Technology is nothing. What’s important is that you have a faith in people, that they’re basically good and smart, and if you give them tools, they’ll do wonderful things with them.
My two granddaughters, Papa and I walked out of IHOP on Sunday morning. 5-year-old Breezy was carrying her iPad, an iPhone and a flip phone. I thought she looked adorable with her hands filled with technology. She is a child of the 21st century. She is a child of the super technology generation. I don’t even know how we are going to refer to these little ones when they come of age. It will be interesting to see how sociologist “name” them when this group gets to the teen and early adult years.
They are really amazing little ones. Breezy received her iPad for Christmas 2015, and only recently got the email address to go along with it. So now she can FaceTime. When I was a kid only the Jetson’s could FaceTime. Breezy doesn’t have a clue about the Jetson’s; all she knows is she has FaceTime and she likes to call me. The other evening she called while I was playing Hay Day on my tablet.
I could see from the pink walls that she was in her room leaning up against the giant pink stuffed unicorn we bought her for Valentine’s Day. She looked very comfy. But, it wasn’t long before she was up taking me on a virtual tour down the hall to show me the new paint-job in the kitchen. She jumped on her scooter, put the iPad in the basket, facing her, and I watched as she slid smoothly down the hallway.
After she showed off the kitchen walls, she put the iPad back in the basket, facing outward this time, and I saw where we were going as we took the trip on the scooter back down the hallway to her room. We had a brief conversation. Her mom said it was time to take her bath and wash her hair. She quickly said, “I’ll call you after my bath!”
True to her word, 30 or so minutes later, I got another call from her; this time she was wearing pajamas and had long wet hair. She kept saying, “Is it time to hang up?” I said, “Yes, now I have to take a shower.” “Call me after your shower!” she said emphatically. At the end of one call she said, “I’ll call you in the morning before school if I have time!” After a series of calls, they stopped. I’m sure her momma told her it was time for bed.

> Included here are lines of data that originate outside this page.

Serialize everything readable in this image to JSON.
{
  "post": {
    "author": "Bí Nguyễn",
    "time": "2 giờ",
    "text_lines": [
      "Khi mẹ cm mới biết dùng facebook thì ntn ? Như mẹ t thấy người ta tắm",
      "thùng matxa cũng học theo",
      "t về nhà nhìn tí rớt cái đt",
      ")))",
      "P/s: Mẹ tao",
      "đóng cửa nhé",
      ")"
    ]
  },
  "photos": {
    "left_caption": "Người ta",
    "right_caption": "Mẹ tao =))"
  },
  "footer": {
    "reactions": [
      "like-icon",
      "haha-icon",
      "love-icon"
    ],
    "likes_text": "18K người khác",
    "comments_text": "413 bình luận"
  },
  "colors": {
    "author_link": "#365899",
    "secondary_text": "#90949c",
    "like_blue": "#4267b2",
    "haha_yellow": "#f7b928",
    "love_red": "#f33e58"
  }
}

She calls me at least once every night. Of course I love it. I know that at five her Gigi may be her favorite person to call. Soon, I won’t even be on the list of people to call until she’s about 25. Then I might get back on the list again!

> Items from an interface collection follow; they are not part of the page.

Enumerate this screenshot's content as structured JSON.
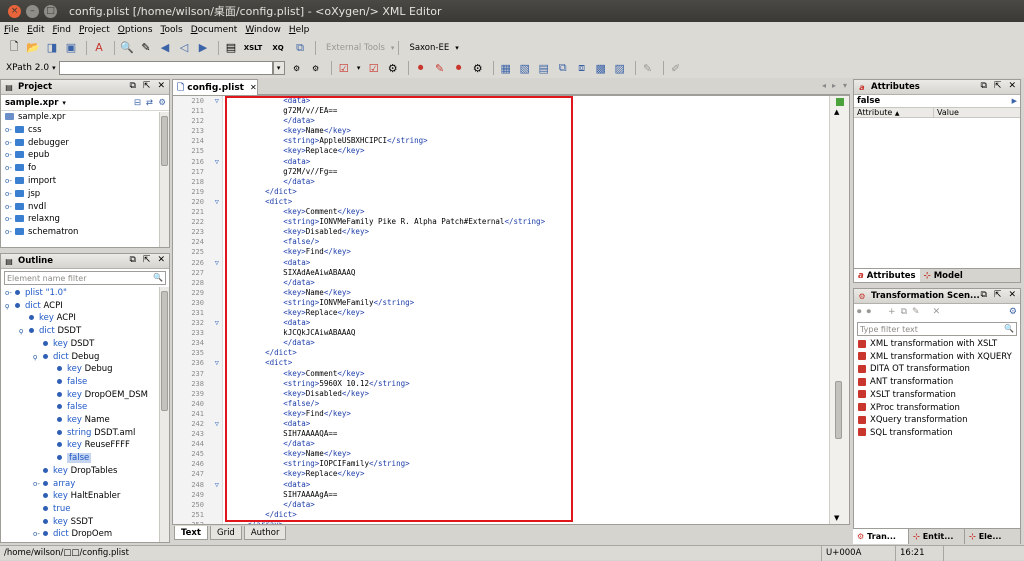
{
  "window": {
    "title": "config.plist [/home/wilson/桌面/config.plist] - <oXygen/> XML Editor"
  },
  "menu": [
    "File",
    "Edit",
    "Find",
    "Project",
    "Options",
    "Tools",
    "Document",
    "Window",
    "Help"
  ],
  "toolbar": {
    "external_tools": "External Tools",
    "transformer": "Saxon-EE"
  },
  "xpath": {
    "label": "XPath 2.0",
    "value": ""
  },
  "project": {
    "title": "Project",
    "file": "sample.xpr",
    "items": [
      "sample.xpr",
      "css",
      "debugger",
      "epub",
      "fo",
      "import",
      "jsp",
      "nvdl",
      "relaxng",
      "schematron"
    ]
  },
  "outline": {
    "title": "Outline",
    "filter_placeholder": "Element name filter",
    "rows": [
      {
        "name": "plist",
        "value": "\"1.0\""
      },
      {
        "name": "dict",
        "value": "ACPI"
      },
      {
        "name": "key",
        "value": "ACPI"
      },
      {
        "name": "dict",
        "value": "DSDT"
      },
      {
        "name": "key",
        "value": "DSDT"
      },
      {
        "name": "dict",
        "value": "Debug"
      },
      {
        "name": "key",
        "value": "Debug"
      },
      {
        "name": "false",
        "value": ""
      },
      {
        "name": "key",
        "value": "DropOEM_DSM"
      },
      {
        "name": "false",
        "value": ""
      },
      {
        "name": "key",
        "value": "Name"
      },
      {
        "name": "string",
        "value": "DSDT.aml"
      },
      {
        "name": "key",
        "value": "ReuseFFFF"
      },
      {
        "name": "false",
        "value": ""
      },
      {
        "name": "key",
        "value": "DropTables"
      },
      {
        "name": "array",
        "value": ""
      },
      {
        "name": "key",
        "value": "HaltEnabler"
      },
      {
        "name": "true",
        "value": ""
      },
      {
        "name": "key",
        "value": "SSDT"
      },
      {
        "name": "dict",
        "value": "DropOem"
      }
    ]
  },
  "editor": {
    "tab": "config.plist",
    "bottom_tabs": [
      "Text",
      "Grid",
      "Author"
    ],
    "lines": [
      {
        "n": "210",
        "t": "            <data>"
      },
      {
        "n": "211",
        "t": "            g72M/v//EA=="
      },
      {
        "n": "212",
        "t": "            </data>"
      },
      {
        "n": "213",
        "t": "            <key>Name</key>"
      },
      {
        "n": "214",
        "t": "            <string>AppleUSBXHCIPCI</string>"
      },
      {
        "n": "215",
        "t": "            <key>Replace</key>"
      },
      {
        "n": "216",
        "t": "            <data>"
      },
      {
        "n": "217",
        "t": "            g72M/v//Fg=="
      },
      {
        "n": "218",
        "t": "            </data>"
      },
      {
        "n": "219",
        "t": "        </dict>"
      },
      {
        "n": "220",
        "t": "        <dict>"
      },
      {
        "n": "221",
        "t": "            <key>Comment</key>"
      },
      {
        "n": "222",
        "t": "            <string>IONVMeFamily Pike R. Alpha Patch#External</string>"
      },
      {
        "n": "223",
        "t": "            <key>Disabled</key>"
      },
      {
        "n": "224",
        "t": "            <false/>"
      },
      {
        "n": "225",
        "t": "            <key>Find</key>"
      },
      {
        "n": "226",
        "t": "            <data>"
      },
      {
        "n": "227",
        "t": "            SIXAdAeAiwABAAAQ"
      },
      {
        "n": "228",
        "t": "            </data>"
      },
      {
        "n": "229",
        "t": "            <key>Name</key>"
      },
      {
        "n": "230",
        "t": "            <string>IONVMeFamily</string>"
      },
      {
        "n": "231",
        "t": "            <key>Replace</key>"
      },
      {
        "n": "232",
        "t": "            <data>"
      },
      {
        "n": "233",
        "t": "            kJCQkJCAiwABAAAQ"
      },
      {
        "n": "234",
        "t": "            </data>"
      },
      {
        "n": "235",
        "t": "        </dict>"
      },
      {
        "n": "236",
        "t": "        <dict>"
      },
      {
        "n": "237",
        "t": "            <key>Comment</key>"
      },
      {
        "n": "238",
        "t": "            <string>5960X 10.12</string>"
      },
      {
        "n": "239",
        "t": "            <key>Disabled</key>"
      },
      {
        "n": "240",
        "t": "            <false/>"
      },
      {
        "n": "241",
        "t": "            <key>Find</key>"
      },
      {
        "n": "242",
        "t": "            <data>"
      },
      {
        "n": "243",
        "t": "            SIH7AAAAQA=="
      },
      {
        "n": "244",
        "t": "            </data>"
      },
      {
        "n": "245",
        "t": "            <key>Name</key>"
      },
      {
        "n": "246",
        "t": "            <string>IOPCIFamily</string>"
      },
      {
        "n": "247",
        "t": "            <key>Replace</key>"
      },
      {
        "n": "248",
        "t": "            <data>"
      },
      {
        "n": "249",
        "t": "            SIH7AAAAgA=="
      },
      {
        "n": "250",
        "t": "            </data>"
      },
      {
        "n": "251",
        "t": "        </dict>"
      },
      {
        "n": "252",
        "t": "    </array>"
      }
    ]
  },
  "attributes": {
    "title": "Attributes",
    "value_row": "false",
    "col_attribute": "Attribute",
    "col_value": "Value",
    "tab_attributes": "Attributes",
    "tab_model": "Model"
  },
  "transformation": {
    "title": "Transformation Scen...",
    "filter_placeholder": "Type filter text",
    "items": [
      "XML transformation with XSLT",
      "XML transformation with XQUERY",
      "DITA OT transformation",
      "ANT transformation",
      "XSLT transformation",
      "XProc transformation",
      "XQuery transformation",
      "SQL transformation"
    ],
    "bottom_tabs": [
      "Tran...",
      "Entit...",
      "Ele..."
    ]
  },
  "status": {
    "path": "/home/wilson/□□/config.plist",
    "unicode": "U+000A",
    "position": "16:21"
  }
}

These mini-kids love their technology, but in some ways, as Steve Jobs said, to them it is also “nothing.” To Breezy, her iPad is no more special than her oversized pink unicorn or her scooter. It’s one more tool in her life with which she can do wonderful things. That is what is incredibly unique about this particular generation of children. They are amazing to watch. It is fascinating to see how they seamlessly integrate technology into their lives.

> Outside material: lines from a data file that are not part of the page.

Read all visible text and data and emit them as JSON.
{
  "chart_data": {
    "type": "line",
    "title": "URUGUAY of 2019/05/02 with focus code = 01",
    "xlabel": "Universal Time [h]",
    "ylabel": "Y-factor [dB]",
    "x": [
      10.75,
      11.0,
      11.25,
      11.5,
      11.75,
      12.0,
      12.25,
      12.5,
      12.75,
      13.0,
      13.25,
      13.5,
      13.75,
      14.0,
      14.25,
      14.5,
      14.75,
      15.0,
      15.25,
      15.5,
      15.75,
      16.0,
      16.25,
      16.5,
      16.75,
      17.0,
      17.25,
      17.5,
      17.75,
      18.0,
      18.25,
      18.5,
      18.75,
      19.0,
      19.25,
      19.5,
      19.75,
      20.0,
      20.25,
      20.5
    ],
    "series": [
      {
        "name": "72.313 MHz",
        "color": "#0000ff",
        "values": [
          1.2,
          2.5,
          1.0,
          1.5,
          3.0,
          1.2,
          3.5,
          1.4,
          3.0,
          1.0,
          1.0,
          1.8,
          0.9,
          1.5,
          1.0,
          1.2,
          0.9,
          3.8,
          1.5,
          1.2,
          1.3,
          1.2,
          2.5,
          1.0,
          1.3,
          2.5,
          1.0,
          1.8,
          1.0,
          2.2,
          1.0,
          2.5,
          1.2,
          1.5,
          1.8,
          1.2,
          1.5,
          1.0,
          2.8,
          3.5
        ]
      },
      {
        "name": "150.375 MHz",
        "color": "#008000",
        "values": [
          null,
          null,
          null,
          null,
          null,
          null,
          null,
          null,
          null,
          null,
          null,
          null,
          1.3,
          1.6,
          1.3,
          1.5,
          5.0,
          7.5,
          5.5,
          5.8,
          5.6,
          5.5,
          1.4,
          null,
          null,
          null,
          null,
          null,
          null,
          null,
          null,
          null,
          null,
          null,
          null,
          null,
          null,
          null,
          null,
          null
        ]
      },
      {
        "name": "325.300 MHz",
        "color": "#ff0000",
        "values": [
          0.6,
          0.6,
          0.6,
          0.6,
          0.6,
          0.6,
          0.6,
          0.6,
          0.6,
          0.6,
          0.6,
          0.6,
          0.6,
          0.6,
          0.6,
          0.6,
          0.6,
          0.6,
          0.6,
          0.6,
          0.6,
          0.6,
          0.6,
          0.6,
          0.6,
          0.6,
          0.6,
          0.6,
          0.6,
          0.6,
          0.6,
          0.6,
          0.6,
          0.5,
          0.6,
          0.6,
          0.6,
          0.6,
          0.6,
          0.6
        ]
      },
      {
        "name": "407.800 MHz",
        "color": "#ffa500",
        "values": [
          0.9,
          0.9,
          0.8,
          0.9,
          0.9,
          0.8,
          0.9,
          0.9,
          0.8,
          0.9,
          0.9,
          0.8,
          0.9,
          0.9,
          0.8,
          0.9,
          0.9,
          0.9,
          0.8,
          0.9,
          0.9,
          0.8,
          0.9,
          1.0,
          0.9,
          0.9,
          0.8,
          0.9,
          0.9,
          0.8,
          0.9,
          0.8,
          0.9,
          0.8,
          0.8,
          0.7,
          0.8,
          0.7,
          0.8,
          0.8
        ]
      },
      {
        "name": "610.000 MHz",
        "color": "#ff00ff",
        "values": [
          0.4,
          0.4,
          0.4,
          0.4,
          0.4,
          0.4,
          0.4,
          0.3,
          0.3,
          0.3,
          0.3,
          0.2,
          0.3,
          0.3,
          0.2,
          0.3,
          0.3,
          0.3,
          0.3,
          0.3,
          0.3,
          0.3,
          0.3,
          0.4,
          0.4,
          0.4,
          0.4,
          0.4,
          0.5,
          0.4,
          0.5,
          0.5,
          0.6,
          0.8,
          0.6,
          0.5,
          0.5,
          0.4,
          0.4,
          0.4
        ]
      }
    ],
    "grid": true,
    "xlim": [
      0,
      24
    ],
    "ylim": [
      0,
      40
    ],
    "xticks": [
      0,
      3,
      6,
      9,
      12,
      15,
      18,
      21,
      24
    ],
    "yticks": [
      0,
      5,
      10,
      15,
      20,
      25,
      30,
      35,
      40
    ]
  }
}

Do you have super techno mini-kid in your life? Tell me about him or her. They are pretty awesome, huh?